University of Southern California
An Overview on GSP
Antonio Ortega received the Telecommunications Engineering degree from the Universidad Politecnica de Madrid, Madrid, Spain in 1989 and the Ph.D. in Electrical Engineering from Columbia University, New York, NY in 1994. His Ph.D. work was supported by the Fulbright Commission and the Ministry of Education of Spain. He joined the University of Southern California as an Assistant Professor in 1994 and is currently a Professor. At USC he is a member of the Integrated Media Systems Center, an NSF Engineering Research Center. He was Director of the Signal and Image Processing Institute (2004-2006) and Associate Chair of Electrical Engineering-Systems (2004-2007). In 1995 he received the NSF Faculty Early Career Development (CAREER) Award. He is a Fellow of the IEEE, a member of the ACM. He has been an Associate Editor of the IEEE Transactions on Image Processing and of the IEEE Signal Processing Letters. He is also a member of the IEEE Signal Processing Society Multimedia Signal Processing (MMSP) and Image and Multidimensional Signal Processing (IMDSP) technical committees. He was Chair of the IMDSP committee in 2004-5. He received the 1997 Northrop Grumman Junior Research Award awarded by the School of Engineering at USC. In 1998 he received the Leonard G. Abraham IEEE Communications Society Prize Paper Award for the best paper published in the IEEE Journal on Selected Areas in Communications in 1997, for his paper co-authored with Chi-Yuan Hsu and Amy R. Reibman. He also received the IEEE Signal Processing Society, Signal Processing Magazine Award in 1999 for a paper co-authored with Kannan Ramchandran, which appeared in the Signal Processing Magazine in November 1998. He also received the 2006 EURASIP Journal on Advances in Signal Processing Best Paper award for his paper A Framework for Adaptive Scalable Video Coding Using Wyner-Ziv Techniques co-authored with Huisheng Wang and Ngai-Man Cheung.

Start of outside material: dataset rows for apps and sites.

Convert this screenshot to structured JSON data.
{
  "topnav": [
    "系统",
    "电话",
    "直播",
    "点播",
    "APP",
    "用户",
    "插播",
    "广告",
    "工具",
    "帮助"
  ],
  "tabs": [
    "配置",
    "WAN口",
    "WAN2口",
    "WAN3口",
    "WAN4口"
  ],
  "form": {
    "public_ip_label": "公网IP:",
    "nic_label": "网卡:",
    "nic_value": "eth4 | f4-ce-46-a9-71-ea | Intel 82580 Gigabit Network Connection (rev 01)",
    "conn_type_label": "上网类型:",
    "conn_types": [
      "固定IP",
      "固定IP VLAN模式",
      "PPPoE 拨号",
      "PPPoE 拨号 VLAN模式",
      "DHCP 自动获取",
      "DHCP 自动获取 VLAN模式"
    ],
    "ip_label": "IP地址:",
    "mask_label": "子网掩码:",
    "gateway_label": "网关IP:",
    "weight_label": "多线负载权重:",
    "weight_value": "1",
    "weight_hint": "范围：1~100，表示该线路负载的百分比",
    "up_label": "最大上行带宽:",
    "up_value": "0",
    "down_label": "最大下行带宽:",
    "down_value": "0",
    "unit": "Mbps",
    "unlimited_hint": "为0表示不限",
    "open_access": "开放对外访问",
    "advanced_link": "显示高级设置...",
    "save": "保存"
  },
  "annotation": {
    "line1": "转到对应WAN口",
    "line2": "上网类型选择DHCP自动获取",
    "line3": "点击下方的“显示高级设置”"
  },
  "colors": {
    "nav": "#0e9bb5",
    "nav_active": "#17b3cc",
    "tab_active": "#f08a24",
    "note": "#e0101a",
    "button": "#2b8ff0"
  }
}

He is the technical program co-chair for ICIP 2008. His research interests are in the area of digital image and video compression, with a focus on systems issues related to transmission over networks, application-specific compression techniques, and fault/error tolerant signal processing algorithms.